Groups representing smaller businesses say the threat of increased taxes and premiums could outweigh provisions intended to limit the impact on small employers. The Senate bill "will not only fail to reduce and control the constantly climbing health-care costs small-business owners face, but it will result in new and greater costs on their business," said Dan Danner, head of the National Federation of Independent Business.
Not all companies agree. David Ickert, vice president of finance for Air Tractor Inc., which produces airplanes used in agriculture and firefighting, said that from his analysis, the bill would have "no negative impact" on his operations. The company, based in Olney, Texas, employs about 200 people.
Under the Senate bill, most businesses with fewer than 50 workers will be exempt from penalties if they don't offer employee coverage. Larger companies would face fines as high as $750 per worker if even one employee seeks federal help to buy a policy.
Democrats say a package of tax credits within the Senate bill will reduce costs for small businesses. Small businesses that qualify would get a 25% tax credit to help pay for employee coverage. The legislation would also allow small businesses to band together to seek coverage at costs similar to those of much larger companies.

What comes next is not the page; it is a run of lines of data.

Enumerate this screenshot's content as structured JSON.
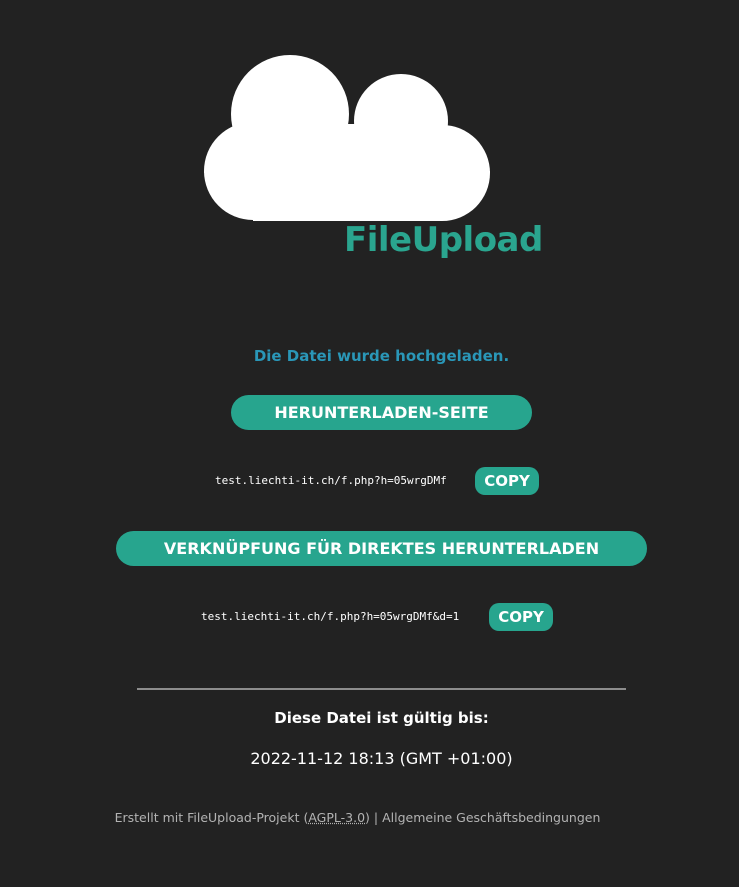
{
  "brand": {
    "title": "FileUpload"
  },
  "status_message": "Die Datei wurde hochgeladen.",
  "download_page": {
    "button_label": "HERUNTERLADEN-SEITE",
    "link": "test.liechti-it.ch/f.php?h=05wrgDMf",
    "copy_label": "COPY"
  },
  "direct_download": {
    "button_label": "VERKNÜPFUNG FÜR DIREKTES HERUNTERLADEN",
    "link": "test.liechti-it.ch/f.php?h=05wrgDMf&d=1",
    "copy_label": "COPY"
  },
  "validity": {
    "label": "Diese Datei ist gültig bis:",
    "date": "2022-11-12 18:13 (GMT +01:00)"
  },
  "footer": {
    "prefix": "Erstellt mit ",
    "project_link": "FileUpload-Projekt",
    "paren_open": " (",
    "license": "AGPL-3.0",
    "paren_close": ")",
    "separator": " | ",
    "terms_link": "Allgemeine Geschäftsbedingungen"
  },
  "colors": {
    "background": "#222222",
    "accent": "#27a58e",
    "status": "#2a97b8",
    "divider": "#8d8d8d"
  },
  "icons": {
    "logo": "cloud-icon"
  }
}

Large companies that fund their own insurance have been relatively positive about the Senate bill, which is much less prescriptive than the House bill and doesn't contain a government-run insurance plan. Still, large companies cite a list of concerns.
A top gripe is that the Senate bill would alter the tax rules that affect big companies providing prescription-drug benefits to their retired workers. Under the law earlier this decade creating a drug benefit in Medicare, companies that continued to provide such benefits qualified for a 28% tax-free subsidy. The Senate bill would tax that subsidy.
A spokesman for Caterpillar said, "The financial impact would be significant for Caterpillar, particularly in the first year."
Martin Reiser, a Washington representative for Xerox and chairman of the National Coalition on Benefits, said another big concern was "whether a lot of the provisions meant to contain [health-care] costs will actually do so. If they don't work -- and we won't know for years -- then the bill is a failure."